10. Tell us about a project/research you are working on at the moment.
I’m working with Conservation International and Oxfam America to help develop the negotiation capacity of their Indigenous partners from different parts of the world.

11. What wise advice do you have for new researchers?
Pick a research area you’re passionate about and make a long term commitment to building up your expertise in that area. You may have to take on other projects for career reasons, but plan to stay focused on your core research area for decades rather than years.

12. What’s the best resource you’ve discovered in your Griffith University Library?
Without doubt electronic access to journals and electronic document delivery.  Maybe only researchers who, like me, started their careers working with hard copies of journals that you couldn’t search electronically and couldn’t take out of the library can appreciate what a boon this is.
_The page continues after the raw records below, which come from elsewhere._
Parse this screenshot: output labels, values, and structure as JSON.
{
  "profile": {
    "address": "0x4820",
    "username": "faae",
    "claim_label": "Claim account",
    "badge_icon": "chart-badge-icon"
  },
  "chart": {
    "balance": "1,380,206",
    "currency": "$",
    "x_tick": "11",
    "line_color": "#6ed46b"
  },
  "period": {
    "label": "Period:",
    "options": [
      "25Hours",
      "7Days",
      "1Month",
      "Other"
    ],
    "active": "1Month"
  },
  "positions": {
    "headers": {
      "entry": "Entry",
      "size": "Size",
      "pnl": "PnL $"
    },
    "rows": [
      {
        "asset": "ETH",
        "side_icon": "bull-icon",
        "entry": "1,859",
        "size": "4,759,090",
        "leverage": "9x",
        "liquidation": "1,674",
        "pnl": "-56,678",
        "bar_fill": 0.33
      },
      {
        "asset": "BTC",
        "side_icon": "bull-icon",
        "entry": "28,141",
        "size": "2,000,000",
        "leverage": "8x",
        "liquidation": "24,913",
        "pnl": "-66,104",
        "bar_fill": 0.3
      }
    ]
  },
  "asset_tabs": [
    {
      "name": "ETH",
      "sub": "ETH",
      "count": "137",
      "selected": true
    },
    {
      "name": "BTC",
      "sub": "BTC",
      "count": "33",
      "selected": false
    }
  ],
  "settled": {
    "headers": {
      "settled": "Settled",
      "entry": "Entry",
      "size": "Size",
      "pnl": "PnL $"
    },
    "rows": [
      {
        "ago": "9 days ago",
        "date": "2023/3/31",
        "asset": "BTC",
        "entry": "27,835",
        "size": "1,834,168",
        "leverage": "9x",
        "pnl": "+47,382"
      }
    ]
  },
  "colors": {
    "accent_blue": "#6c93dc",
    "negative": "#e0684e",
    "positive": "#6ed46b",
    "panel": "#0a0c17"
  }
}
13. Can you give us your 3 best research tips?
See answer 11. for my best research tip. Two more. Don’t get discouraged if articles get rejected – some of the world’s best writers have had quite a few rejection slips early in their careers. Work on developing links between teaching and research – some great research ideas come from interactions with students, and students love to feel they’re getting access to ‘hot off the press’ research.

New to project management? 5 things you need to know
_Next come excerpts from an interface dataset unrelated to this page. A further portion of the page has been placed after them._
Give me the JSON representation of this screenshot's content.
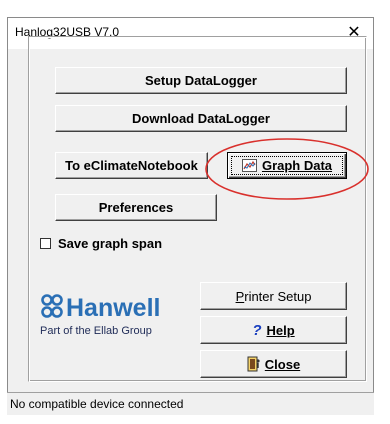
{
  "window": {
    "title": "Hanlog32USB V7.0",
    "close_glyph": "✕"
  },
  "buttons": {
    "setup": "Setup DataLogger",
    "download": "Download DataLogger",
    "eclimate": "To eClimateNotebook",
    "graph": "Graph Data",
    "preferences": "Preferences",
    "printer_setup": "Printer Setup",
    "help": "Help",
    "close": "Close"
  },
  "checkbox": {
    "label": "Save graph span",
    "checked": false
  },
  "logo": {
    "brand": "Hanwell",
    "tagline": "Part of the Ellab Group",
    "brand_color": "#2a6fb5"
  },
  "status": {
    "text": "No compatible device connected"
  },
  "annotation": {
    "color": "#d9302c"
  }
}
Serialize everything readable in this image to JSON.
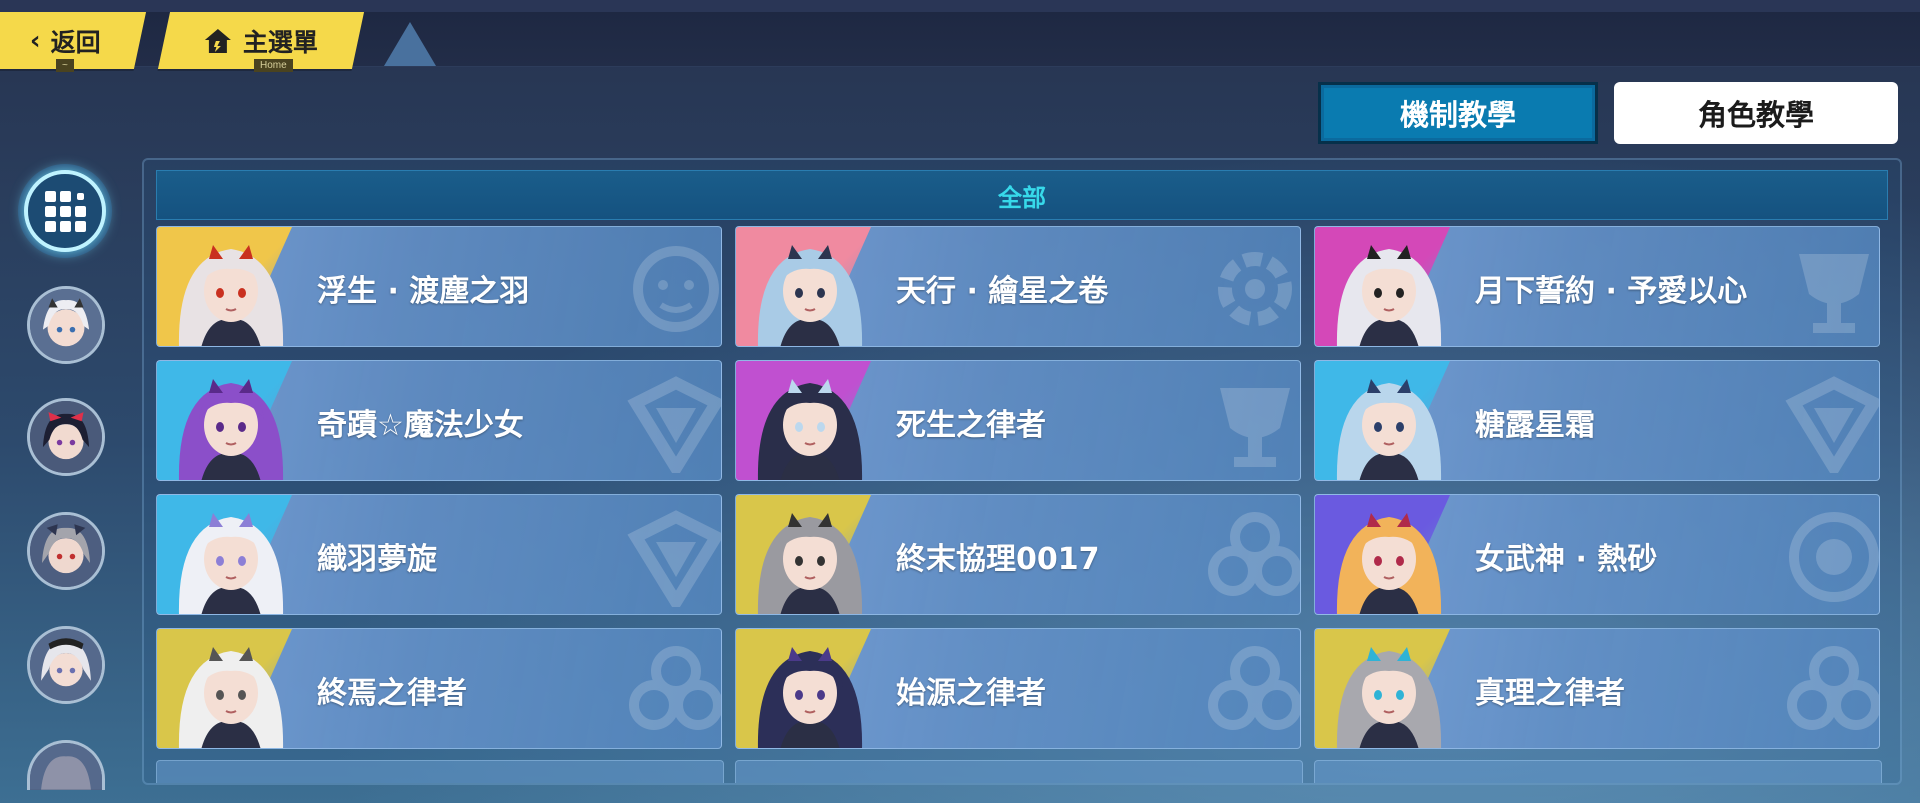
{
  "nav": {
    "back_label": "返回",
    "back_sub": "~",
    "home_label": "主選單",
    "home_sub": "Home"
  },
  "tabs": {
    "mechanics_label": "機制教學",
    "character_label": "角色教學",
    "active": "mechanics"
  },
  "filter": {
    "all_label": "全部"
  },
  "sidebar": {
    "grid_icon": "grid-icon",
    "avatars": [
      "avatar-1",
      "avatar-2",
      "avatar-3",
      "avatar-4",
      "avatar-5"
    ]
  },
  "characters": [
    {
      "name": "浮生 · 渡塵之羽",
      "accent": "#f0c64a",
      "hair": "#e8e2e4",
      "hair2": "#c9301f",
      "emblem": "face"
    },
    {
      "name": "天行 · 繪星之卷",
      "accent": "#f08aa0",
      "hair": "#a9cbe6",
      "hair2": "#2c3550",
      "emblem": "gear"
    },
    {
      "name": "月下誓約 · 予愛以心",
      "accent": "#d448b8",
      "hair": "#e7e7ee",
      "hair2": "#222",
      "emblem": "cup"
    },
    {
      "name": "奇蹟☆魔法少女",
      "accent": "#3fb8e8",
      "hair": "#8b4fc9",
      "hair2": "#5a2a8a",
      "emblem": "diamond"
    },
    {
      "name": "死生之律者",
      "accent": "#c050d0",
      "hair": "#2a2e4a",
      "hair2": "#bcd8ee",
      "emblem": "cup"
    },
    {
      "name": "糖露星霜",
      "accent": "#3fb8e8",
      "hair": "#b9d6ec",
      "hair2": "#2b3f6a",
      "emblem": "diamond"
    },
    {
      "name": "織羽夢旋",
      "accent": "#3fb8e8",
      "hair": "#eef0f6",
      "hair2": "#8c7fd6",
      "emblem": "diamond"
    },
    {
      "name": "終末協理0017",
      "accent": "#d9c64a",
      "hair": "#9a9aa0",
      "hair2": "#333",
      "emblem": "clover"
    },
    {
      "name": "女武神 · 熱砂",
      "accent": "#6a5ae0",
      "hair": "#f2b35a",
      "hair2": "#b02a4a",
      "emblem": "eye"
    },
    {
      "name": "終焉之律者",
      "accent": "#d9c64a",
      "hair": "#efefef",
      "hair2": "#555",
      "emblem": "clover"
    },
    {
      "name": "始源之律者",
      "accent": "#d9c64a",
      "hair": "#2c2f58",
      "hair2": "#4b3a8a",
      "emblem": "clover"
    },
    {
      "name": "真理之律者",
      "accent": "#d9c64a",
      "hair": "#a8a8ae",
      "hair2": "#2fb3d6",
      "emblem": "clover"
    }
  ]
}
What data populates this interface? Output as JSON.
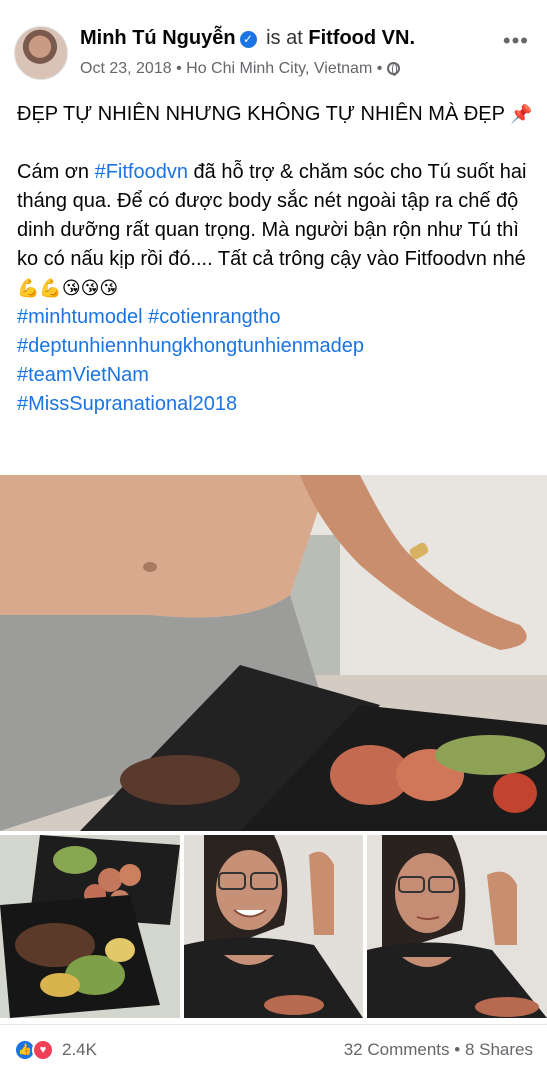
{
  "post": {
    "author_name": "Minh Tú Nguyễn",
    "checkin_text": "is at",
    "place": "Fitfood VN.",
    "date": "Oct 23, 2018",
    "location": "Ho Chi Minh City, Vietnam",
    "separator": "•",
    "more_label": "•••",
    "verified_glyph": "✓",
    "headline": "ĐẸP TỰ NHIÊN NHƯNG KHÔNG TỰ NHIÊN MÀ ĐẸP",
    "headline_emoji": "📌",
    "body_intro": "Cám ơn ",
    "body_tag": "#Fitfoodvn",
    "body_rest": " đã hỗ trợ & chăm sóc cho Tú suốt hai tháng qua. Để có được body sắc nét ngoài tập ra chế độ dinh dưỡng rất quan trọng. Mà người bận rộn như Tú thì ko có nấu kịp rồi đó.... Tất cả trông cậy vào Fitfoodvn nhé ",
    "body_emojis": "💪💪😘😘😘",
    "hashtags": [
      "#minhtumodel #cotienrangtho",
      "#deptunhiennhungkhongtunhienmadep",
      "#teamVietNam",
      "#MissSupranational2018"
    ]
  },
  "reactions": {
    "count": "2.4K",
    "like_glyph": "👍",
    "love_glyph": "♥",
    "comments": "32 Comments",
    "shares": "8 Shares",
    "dot": "•"
  },
  "icons": {
    "verified": "verified-badge-icon",
    "privacy": "globe-icon",
    "more": "more-options-icon",
    "like": "like-reaction-icon",
    "love": "love-reaction-icon"
  },
  "colors": {
    "link_blue": "#1b74e4",
    "meta_gray": "#65676b",
    "love_red": "#f33e58"
  }
}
Well, let’s be honest. There’s way more than five things you need to know about project management. It’s quite a complex topic. But below are five project management eBooks to get you started.

You can access these eBooks in the Books24x7 database. Your helpful Griffith University library provides access to this database and its amazing resources.

There are books on general project management resources, tool and techniques, best practices, PMP Certification and PRINCE2.

So if you are new to project management, or simply looking to further your already extensive knowledge, head to the Books24x7 database and start reading!

Project Management Basics: How to Manage Your Project with Checklists
McBride, Melanie. 2016
Including detailed checklists and hard-headed advice, this practical resource provides step-by-step instructions for managing any project in a clean sequence of five classic phases―initiating, planning, executing, releasing, and closing.

A Guide to the Project Management Body of Knowledge (PMBOK® Guide), Fifth Edition
Project Management Institute. 2013.
This book ‘provides guidelines for managing individual projects and defines project management related concepts. It also describes the project management life cycle and its related processes, as well as the project lifecycle’.

Project Management Leadership: Building Creative Teams, Second edition
Burke, Rory & Barron, Steve. 2013.
Providing exercises and worked examples throughout, this comprehensive guide offers a look at the human factors involved in Project Management, in particular, the leadership skills required to ensure successful implementation of the current best practice.

Project Management: A Managerial Approach, Eighth Edition
Meredith, Jack R. & Mantel, Samuel J.
John Wiley & Sons. 2012.
Focusing on all facets of the steps needed to successfully manage a project – from planning and resources to budgeting and more, this book will also help those preparing to take the PMBOK® certification exams of the Project Management Institute.

PRINCE2 for Dummies, Second Edition
Graham, Nick.
John Wiley & Sons. 2010
Offering practical and easy-to-understand advice on using PRINCE2, this comprehensive guide will help you divide your project into manageable chunks, so you can make realistic plans and know when resources will be needed.